This song is rather easy to date (“Now this war has been fought and is all done…”). So this was around 1945/1946, latest 1947/1948. What would’ve been obvious to the astute social and cultural observer would have been the gradual inversion of values. It would be wrong to infer from the song that this upturning happened with and only because of the soldiers returning from the Burma Campaign. As with any historian and social observer, Salia chose an event or a date as to when some changes crystallised.
The family, love, friendship, and kindness to all beyond the immediate family are all values being betrayed left, right and centre by ideas antithetical to social cohesion. People are unashamedly sleeping with their kinsmen and women. They’ve chosen to ignore their behaviour by calling it something else, as if that will take the stain away. Rampant individualism (“eat and enjoy what falls into your hand”) is the order of the day. Chiefs are unfaithful in their promises; they’re far from what they appear to be (“How delicious–but not a pinch of salt!/O how the people of Monghele led me on…”). Love in all its forms is threatened by its false opposites.
And to show this general threat to what had prevailed, Salia uses highly figurative language, language so economical and pared down that it taxes understanding. But it taxes translation even more. The idea of the denuded forested area that no longer offers protection from the sun or the rain; the idea of the river becoming a place of mortal dread as a result of the crocodile lying on its bank; these ideas are so stylised as to leave the listener either shaking their head in wonder or concluding that all this linguistic contortion is nothing more than balderdash.
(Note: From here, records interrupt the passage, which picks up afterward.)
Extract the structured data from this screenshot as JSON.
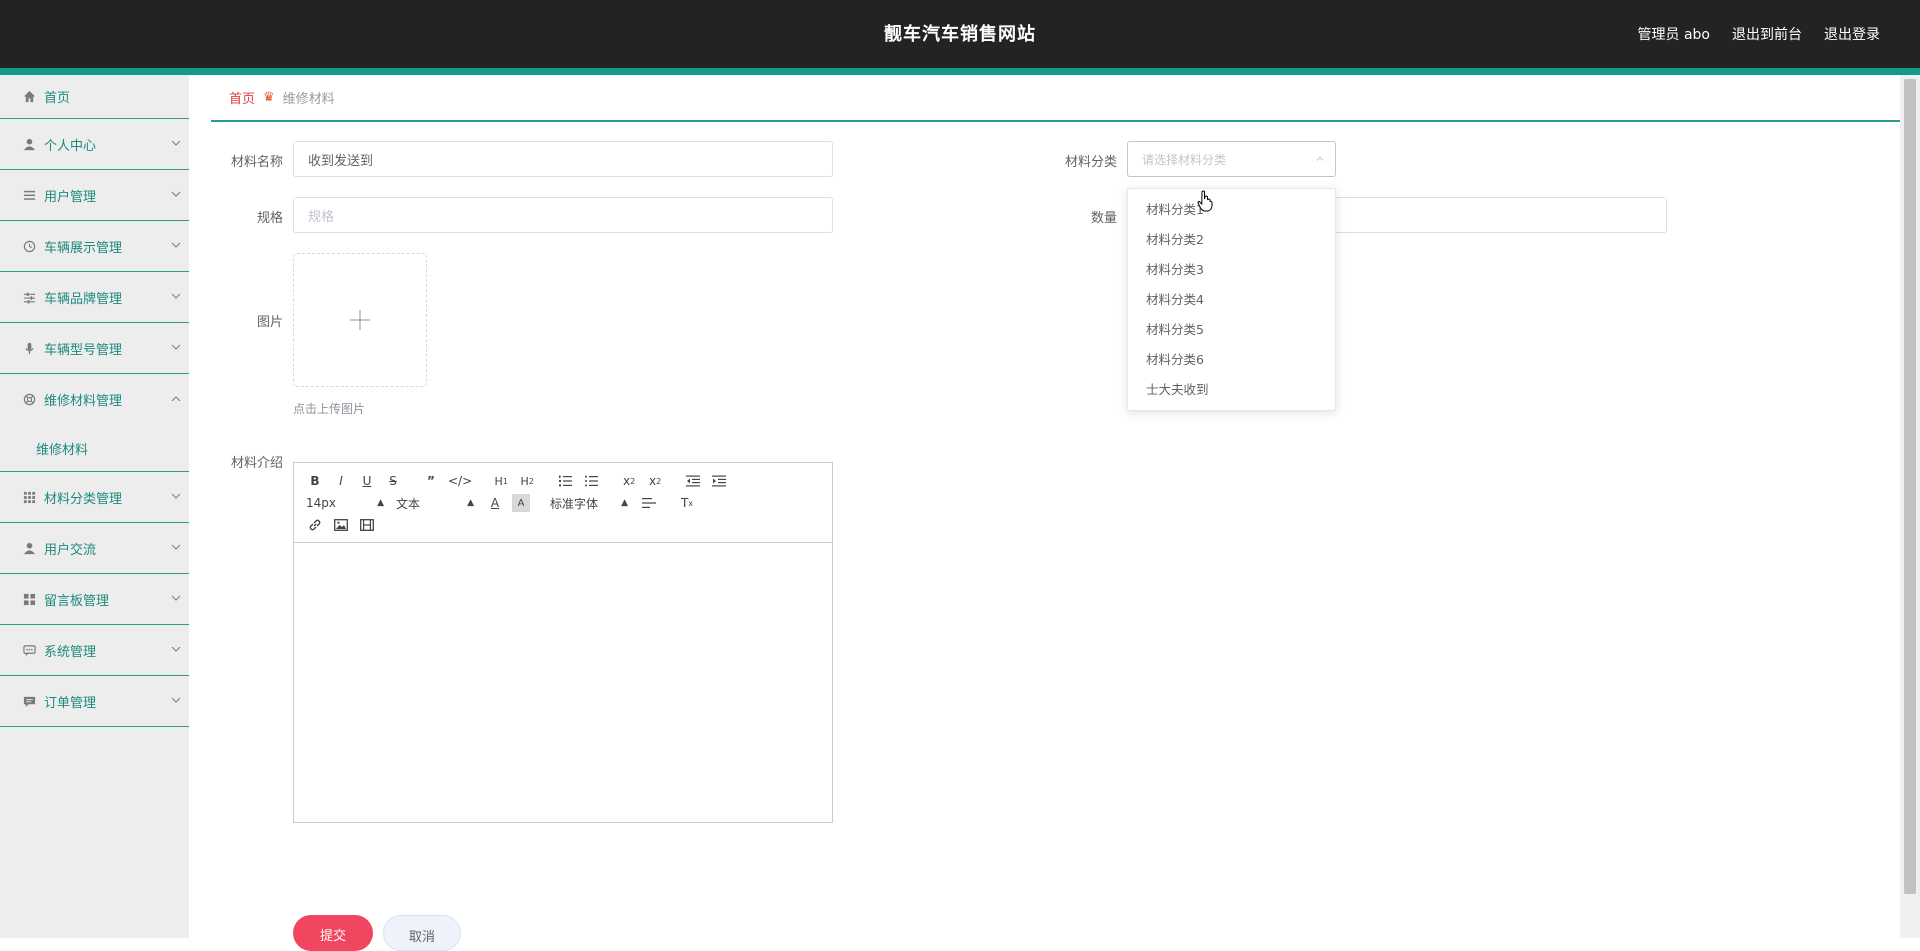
{
  "header": {
    "title": "靓车汽车销售网站",
    "admin_label": "管理员 abo",
    "back_to_front": "退出到前台",
    "logout": "退出登录"
  },
  "sidebar": {
    "items": [
      {
        "label": "首页",
        "icon": "home-icon"
      },
      {
        "label": "个人中心",
        "icon": "user-icon"
      },
      {
        "label": "用户管理",
        "icon": "list-icon"
      },
      {
        "label": "车辆展示管理",
        "icon": "clock-icon"
      },
      {
        "label": "车辆品牌管理",
        "icon": "sliders-icon"
      },
      {
        "label": "车辆型号管理",
        "icon": "mic-icon"
      },
      {
        "label": "维修材料管理",
        "icon": "lifebuoy-icon"
      },
      {
        "label": "材料分类管理",
        "icon": "grid-icon"
      },
      {
        "label": "用户交流",
        "icon": "user-icon"
      },
      {
        "label": "留言板管理",
        "icon": "apps-icon"
      },
      {
        "label": "系统管理",
        "icon": "chat-icon"
      },
      {
        "label": "订单管理",
        "icon": "comment-icon"
      }
    ],
    "submenu": {
      "label": "维修材料"
    }
  },
  "breadcrumb": {
    "home": "首页",
    "current": "维修材料"
  },
  "form": {
    "name_label": "材料名称",
    "name_value": "收到发送到",
    "spec_label": "规格",
    "spec_placeholder": "规格",
    "image_label": "图片",
    "upload_tip": "点击上传图片",
    "intro_label": "材料介绍",
    "category_label": "材料分类",
    "category_placeholder": "请选择材料分类",
    "quantity_label": "数量"
  },
  "dropdown": {
    "options": [
      "材料分类1",
      "材料分类2",
      "材料分类3",
      "材料分类4",
      "材料分类5",
      "材料分类6",
      "士大夫收到"
    ]
  },
  "editor": {
    "size_value": "14px",
    "header_value": "文本",
    "font_value": "标准字体"
  },
  "buttons": {
    "submit": "提交",
    "cancel": "取消"
  }
}
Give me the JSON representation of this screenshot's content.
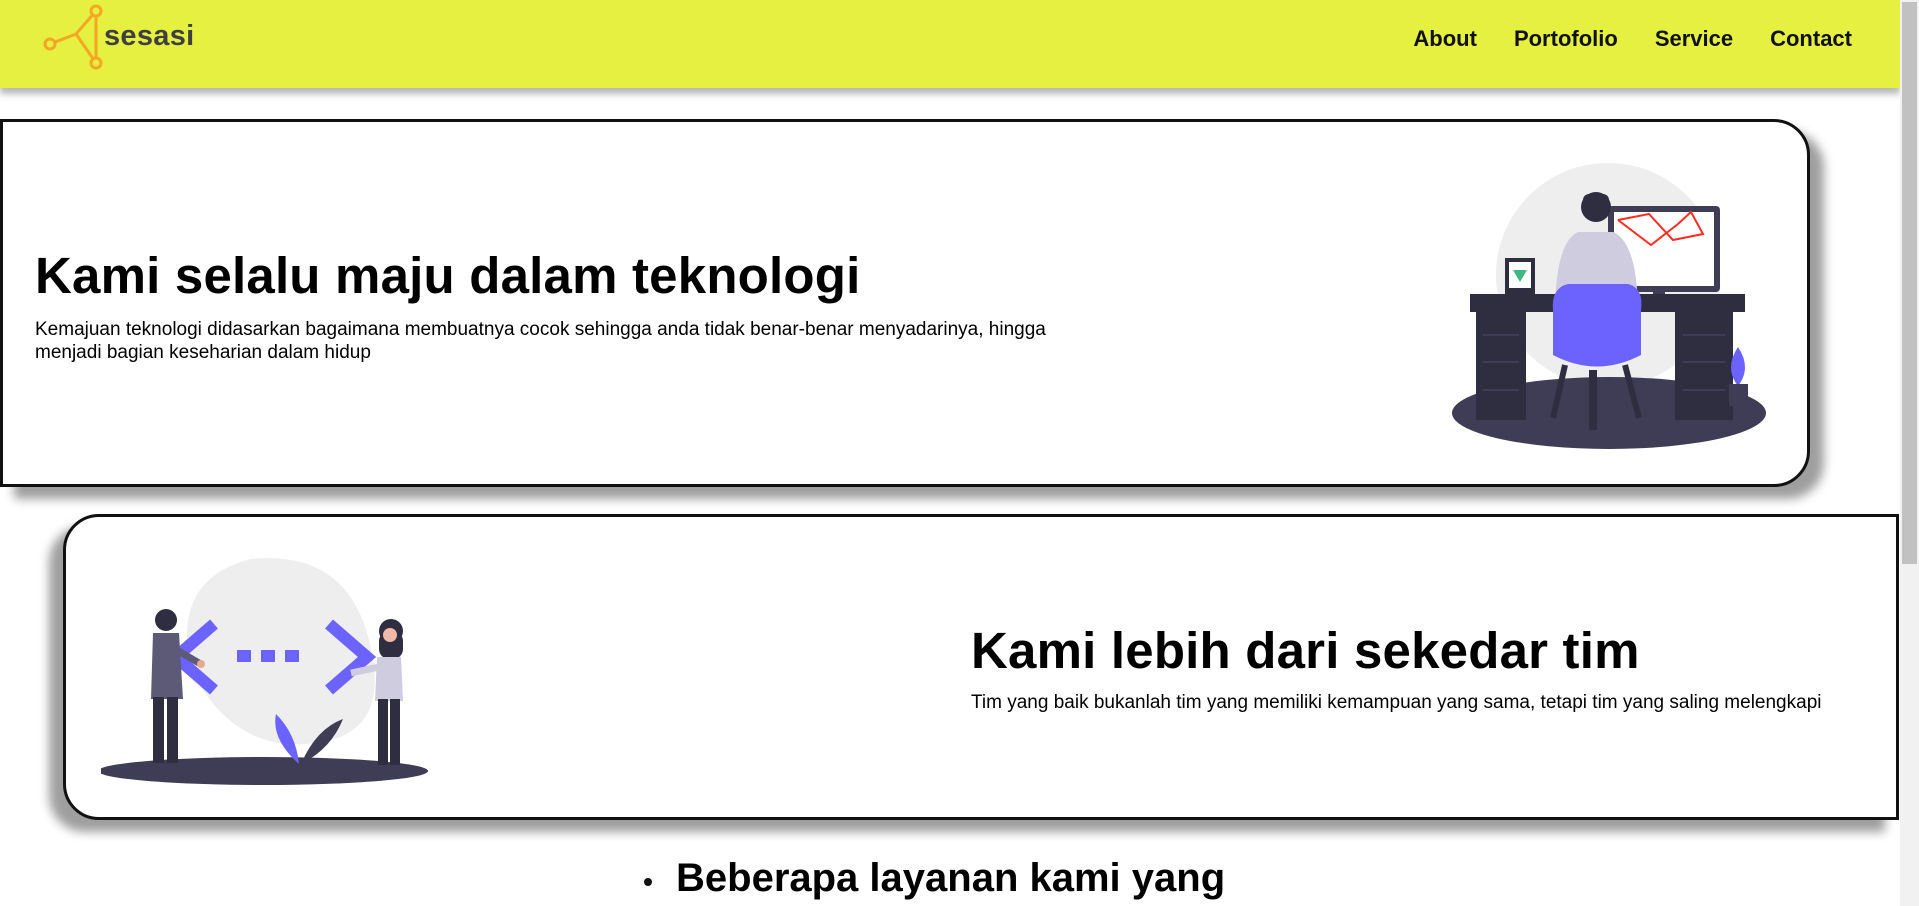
{
  "header": {
    "logo_text": "sesasi",
    "nav": [
      "About",
      "Portofolio",
      "Service",
      "Contact"
    ]
  },
  "hero1": {
    "title": "Kami selalu maju dalam teknologi",
    "description": "Kemajuan teknologi didasarkan bagaimana membuatnya cocok sehingga anda tidak benar-benar menyadarinya, hingga menjadi bagian keseharian dalam hidup"
  },
  "hero2": {
    "title": "Kami lebih dari sekedar tim",
    "description": "Tim yang baik bukanlah tim yang memiliki kemampuan yang sama, tetapi tim yang saling melengkapi"
  },
  "services": {
    "heading": "Beberapa layanan kami yang"
  },
  "colors": {
    "navbar": "#e5f041",
    "logo_accent": "#f5a623",
    "illustration_primary": "#6c63ff",
    "illustration_dark": "#3f3d56",
    "laravel_red": "#ff2d20",
    "vue_green": "#41b883"
  },
  "icons": {
    "logo": "network-nodes-icon"
  }
}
Amidst this pile of rotting traditional values, Salia Koroma finds and treasures a gem. Where there had been threats, broken promises, false loves and friendships, he finds Kposowa, referred to as “The Father of Princes” (Samanga ti Keh). (Note that Kposowa is referenced variously as Kposo, and Kposui, both being constituent elements of the name.)
I have stated in previous posts that Salia Koroma uses the personal to talk about what was going on in society at large. This song is a great example. His personal experiences are so closely interwoven with his society’s day-to-day life as for the two to be indistinguishable. And more than sixty years on, this song is just as relevant today.